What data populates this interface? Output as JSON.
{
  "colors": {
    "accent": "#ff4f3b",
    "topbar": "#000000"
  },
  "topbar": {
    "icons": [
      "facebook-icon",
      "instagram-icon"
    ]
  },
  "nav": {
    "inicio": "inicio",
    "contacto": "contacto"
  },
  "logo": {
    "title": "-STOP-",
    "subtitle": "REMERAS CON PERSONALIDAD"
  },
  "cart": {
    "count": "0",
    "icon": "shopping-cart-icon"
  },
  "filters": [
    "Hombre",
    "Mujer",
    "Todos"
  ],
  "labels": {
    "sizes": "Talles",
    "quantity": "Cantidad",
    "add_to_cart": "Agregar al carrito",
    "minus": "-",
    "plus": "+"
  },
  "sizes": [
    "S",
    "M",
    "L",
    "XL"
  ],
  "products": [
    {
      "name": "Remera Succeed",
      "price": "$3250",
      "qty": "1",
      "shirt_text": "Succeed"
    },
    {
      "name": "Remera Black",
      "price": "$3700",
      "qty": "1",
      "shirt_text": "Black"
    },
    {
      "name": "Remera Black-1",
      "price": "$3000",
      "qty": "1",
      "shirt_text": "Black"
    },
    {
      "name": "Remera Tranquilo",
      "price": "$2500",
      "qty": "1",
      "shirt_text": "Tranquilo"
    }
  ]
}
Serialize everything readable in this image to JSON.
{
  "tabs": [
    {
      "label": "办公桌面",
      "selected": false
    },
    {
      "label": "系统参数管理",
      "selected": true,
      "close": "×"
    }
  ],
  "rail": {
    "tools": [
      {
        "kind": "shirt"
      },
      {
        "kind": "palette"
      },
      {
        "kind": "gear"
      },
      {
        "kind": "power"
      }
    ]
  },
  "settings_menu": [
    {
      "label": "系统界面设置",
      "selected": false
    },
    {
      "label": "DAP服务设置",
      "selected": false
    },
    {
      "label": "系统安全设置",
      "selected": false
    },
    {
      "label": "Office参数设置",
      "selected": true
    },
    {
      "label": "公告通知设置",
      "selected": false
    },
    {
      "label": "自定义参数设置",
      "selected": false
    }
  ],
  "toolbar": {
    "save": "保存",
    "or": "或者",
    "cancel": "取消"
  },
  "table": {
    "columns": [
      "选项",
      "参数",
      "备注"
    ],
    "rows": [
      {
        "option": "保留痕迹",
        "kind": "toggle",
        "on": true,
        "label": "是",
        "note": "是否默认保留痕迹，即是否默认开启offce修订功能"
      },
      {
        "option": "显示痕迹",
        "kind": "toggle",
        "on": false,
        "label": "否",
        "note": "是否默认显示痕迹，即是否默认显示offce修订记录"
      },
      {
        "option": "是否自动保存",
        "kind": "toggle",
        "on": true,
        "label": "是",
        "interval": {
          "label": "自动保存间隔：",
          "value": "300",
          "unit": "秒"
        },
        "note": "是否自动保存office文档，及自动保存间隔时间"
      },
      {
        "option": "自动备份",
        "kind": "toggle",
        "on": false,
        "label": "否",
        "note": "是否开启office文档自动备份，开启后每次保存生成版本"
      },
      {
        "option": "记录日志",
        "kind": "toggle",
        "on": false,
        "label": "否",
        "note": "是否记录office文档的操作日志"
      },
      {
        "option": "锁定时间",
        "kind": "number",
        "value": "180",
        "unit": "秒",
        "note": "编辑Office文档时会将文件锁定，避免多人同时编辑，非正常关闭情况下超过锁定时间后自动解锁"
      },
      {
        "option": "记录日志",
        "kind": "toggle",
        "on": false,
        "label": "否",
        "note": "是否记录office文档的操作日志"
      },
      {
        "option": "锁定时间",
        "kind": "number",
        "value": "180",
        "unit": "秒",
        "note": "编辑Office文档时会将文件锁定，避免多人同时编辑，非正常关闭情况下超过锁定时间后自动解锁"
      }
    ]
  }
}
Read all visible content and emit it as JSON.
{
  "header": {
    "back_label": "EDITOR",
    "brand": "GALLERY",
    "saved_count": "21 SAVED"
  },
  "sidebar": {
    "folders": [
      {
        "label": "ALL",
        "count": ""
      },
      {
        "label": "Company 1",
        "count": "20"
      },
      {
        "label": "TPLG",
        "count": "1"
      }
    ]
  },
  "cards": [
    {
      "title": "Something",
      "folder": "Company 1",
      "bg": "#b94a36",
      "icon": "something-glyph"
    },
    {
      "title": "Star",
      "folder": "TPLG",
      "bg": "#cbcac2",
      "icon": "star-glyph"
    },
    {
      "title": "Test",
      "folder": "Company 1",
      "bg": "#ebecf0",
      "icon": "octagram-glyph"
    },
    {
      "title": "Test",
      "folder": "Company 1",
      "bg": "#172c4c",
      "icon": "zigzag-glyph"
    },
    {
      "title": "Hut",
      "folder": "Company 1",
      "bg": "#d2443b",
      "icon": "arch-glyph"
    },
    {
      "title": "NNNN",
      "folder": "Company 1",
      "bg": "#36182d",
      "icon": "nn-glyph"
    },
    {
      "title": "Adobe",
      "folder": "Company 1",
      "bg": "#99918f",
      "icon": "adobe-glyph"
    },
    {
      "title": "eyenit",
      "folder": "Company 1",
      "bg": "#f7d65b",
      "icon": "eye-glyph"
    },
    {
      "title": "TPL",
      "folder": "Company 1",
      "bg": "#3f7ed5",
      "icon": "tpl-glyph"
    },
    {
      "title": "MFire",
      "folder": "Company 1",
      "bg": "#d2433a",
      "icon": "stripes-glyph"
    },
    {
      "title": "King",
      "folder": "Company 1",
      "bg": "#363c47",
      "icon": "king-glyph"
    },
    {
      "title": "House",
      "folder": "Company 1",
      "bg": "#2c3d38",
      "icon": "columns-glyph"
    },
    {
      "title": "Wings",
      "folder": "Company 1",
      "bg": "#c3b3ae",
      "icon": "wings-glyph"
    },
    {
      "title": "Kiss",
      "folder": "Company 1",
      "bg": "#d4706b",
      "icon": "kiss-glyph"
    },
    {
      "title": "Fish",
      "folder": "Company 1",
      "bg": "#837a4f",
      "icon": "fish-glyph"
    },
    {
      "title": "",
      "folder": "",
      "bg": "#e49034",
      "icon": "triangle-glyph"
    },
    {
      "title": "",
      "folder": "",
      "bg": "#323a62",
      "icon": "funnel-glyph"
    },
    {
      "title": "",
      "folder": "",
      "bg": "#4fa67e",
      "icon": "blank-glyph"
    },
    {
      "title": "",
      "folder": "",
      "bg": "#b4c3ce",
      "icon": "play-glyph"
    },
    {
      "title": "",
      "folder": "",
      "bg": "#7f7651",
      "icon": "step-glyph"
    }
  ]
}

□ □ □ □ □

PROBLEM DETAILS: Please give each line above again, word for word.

REPLY:
What data populates this interface? Output as JSON.
{
  "colors": {
    "accent": "#ff4f3b",
    "topbar": "#000000"
  },
  "topbar": {
    "icons": [
      "facebook-icon",
      "instagram-icon"
    ]
  },
  "nav": {
    "inicio": "inicio",
    "contacto": "contacto"
  },
  "logo": {
    "title": "-STOP-",
    "subtitle": "REMERAS CON PERSONALIDAD"
  },
  "cart": {
    "count": "0",
    "icon": "shopping-cart-icon"
  },
  "filters": [
    "Hombre",
    "Mujer",
    "Todos"
  ],
  "labels": {
    "sizes": "Talles",
    "quantity": "Cantidad",
    "add_to_cart": "Agregar al carrito",
    "minus": "-",
    "plus": "+"
  },
  "sizes": [
    "S",
    "M",
    "L",
    "XL"
  ],
  "products": [
    {
      "name": "Remera Succeed",
      "price": "$3250",
      "qty": "1",
      "shirt_text": "Succeed"
    },
    {
      "name": "Remera Black",
      "price": "$3700",
      "qty": "1",
      "shirt_text": "Black"
    },
    {
      "name": "Remera Black-1",
      "price": "$3000",
      "qty": "1",
      "shirt_text": "Black"
    },
    {
      "name": "Remera Tranquilo",
      "price": "$2500",
      "qty": "1",
      "shirt_text": "Tranquilo"
    }
  ]
}
Serialize everything readable in this image to JSON.
{
  "tabs": [
    {
      "label": "办公桌面",
      "selected": false
    },
    {
      "label": "系统参数管理",
      "selected": true,
      "close": "×"
    }
  ],
  "rail": {
    "tools": [
      {
        "kind": "shirt"
      },
      {
        "kind": "palette"
      },
      {
        "kind": "gear"
      },
      {
        "kind": "power"
      }
    ]
  },
  "settings_menu": [
    {
      "label": "系统界面设置",
      "selected": false
    },
    {
      "label": "DAP服务设置",
      "selected": false
    },
    {
      "label": "系统安全设置",
      "selected": false
    },
    {
      "label": "Office参数设置",
      "selected": true
    },
    {
      "label": "公告通知设置",
      "selected": false
    },
    {
      "label": "自定义参数设置",
      "selected": false
    }
  ],
  "toolbar": {
    "save": "保存",
    "or": "或者",
    "cancel": "取消"
  },
  "table": {
    "columns": [
      "选项",
      "参数",
      "备注"
    ],
    "rows": [
      {
        "option": "保留痕迹",
        "kind": "toggle",
        "on": true,
        "label": "是",
        "note": "是否默认保留痕迹，即是否默认开启offce修订功能"
      },
      {
        "option": "显示痕迹",
        "kind": "toggle",
        "on": false,
        "label": "否",
        "note": "是否默认显示痕迹，即是否默认显示offce修订记录"
      },
      {
        "option": "是否自动保存",
        "kind": "toggle",
        "on": true,
        "label": "是",
        "interval": {
          "label": "自动保存间隔：",
          "value": "300",
          "unit": "秒"
        },
        "note": "是否自动保存office文档，及自动保存间隔时间"
      },
      {
        "option": "自动备份",
        "kind": "toggle",
        "on": false,
        "label": "否",
        "note": "是否开启office文档自动备份，开启后每次保存生成版本"
      },
      {
        "option": "记录日志",
        "kind": "toggle",
        "on": false,
        "label": "否",
        "note": "是否记录office文档的操作日志"
      },
      {
        "option": "锁定时间",
        "kind": "number",
        "value": "180",
        "unit": "秒",
        "note": "编辑Office文档时会将文件锁定，避免多人同时编辑，非正常关闭情况下超过锁定时间后自动解锁"
      },
      {
        "option": "记录日志",
        "kind": "toggle",
        "on": false,
        "label": "否",
        "note": "是否记录office文档的操作日志"
      },
      {
        "option": "锁定时间",
        "kind": "number",
        "value": "180",
        "unit": "秒",
        "note": "编辑Office文档时会将文件锁定，避免多人同时编辑，非正常关闭情况下超过锁定时间后自动解锁"
      }
    ]
  }
}
Read all visible content and emit it as JSON.
{
  "header": {
    "back_label": "EDITOR",
    "brand": "GALLERY",
    "saved_count": "21 SAVED"
  },
  "sidebar": {
    "folders": [
      {
        "label": "ALL",
        "count": ""
      },
      {
        "label": "Company 1",
        "count": "20"
      },
      {
        "label": "TPLG",
        "count": "1"
      }
    ]
  },
  "cards": [
    {
      "title": "Something",
      "folder": "Company 1",
      "bg": "#b94a36",
      "icon": "something-glyph"
    },
    {
      "title": "Star",
      "folder": "TPLG",
      "bg": "#cbcac2",
      "icon": "star-glyph"
    },
    {
      "title": "Test",
      "folder": "Company 1",
      "bg": "#ebecf0",
      "icon": "octagram-glyph"
    },
    {
      "title": "Test",
      "folder": "Company 1",
      "bg": "#172c4c",
      "icon": "zigzag-glyph"
    },
    {
      "title": "Hut",
      "folder": "Company 1",
      "bg": "#d2443b",
      "icon": "arch-glyph"
    },
    {
      "title": "NNNN",
      "folder": "Company 1",
      "bg": "#36182d",
      "icon": "nn-glyph"
    },
    {
      "title": "Adobe",
      "folder": "Company 1",
      "bg": "#99918f",
      "icon": "adobe-glyph"
    },
    {
      "title": "eyenit",
      "folder": "Company 1",
      "bg": "#f7d65b",
      "icon": "eye-glyph"
    },
    {
      "title": "TPL",
      "folder": "Company 1",
      "bg": "#3f7ed5",
      "icon": "tpl-glyph"
    },
    {
      "title": "MFire",
      "folder": "Company 1",
      "bg": "#d2433a",
      "icon": "stripes-glyph"
    },
    {
      "title": "King",
      "folder": "Company 1",
      "bg": "#363c47",
      "icon": "king-glyph"
    },
    {
      "title": "House",
      "folder": "Company 1",
      "bg": "#2c3d38",
      "icon": "columns-glyph"
    },
    {
      "title": "Wings",
      "folder": "Company 1",
      "bg": "#c3b3ae",
      "icon": "wings-glyph"
    },
    {
      "title": "Kiss",
      "folder": "Company 1",
      "bg": "#d4706b",
      "icon": "kiss-glyph"
    },
    {
      "title": "Fish",
      "folder": "Company 1",
      "bg": "#837a4f",
      "icon": "fish-glyph"
    },
    {
      "title": "",
      "folder": "",
      "bg": "#e49034",
      "icon": "triangle-glyph"
    },
    {
      "title": "",
      "folder": "",
      "bg": "#323a62",
      "icon": "funnel-glyph"
    },
    {
      "title": "",
      "folder": "",
      "bg": "#4fa67e",
      "icon": "blank-glyph"
    },
    {
      "title": "",
      "folder": "",
      "bg": "#b4c3ce",
      "icon": "play-glyph"
    },
    {
      "title": "",
      "folder": "",
      "bg": "#7f7651",
      "icon": "step-glyph"
    }
  ]
}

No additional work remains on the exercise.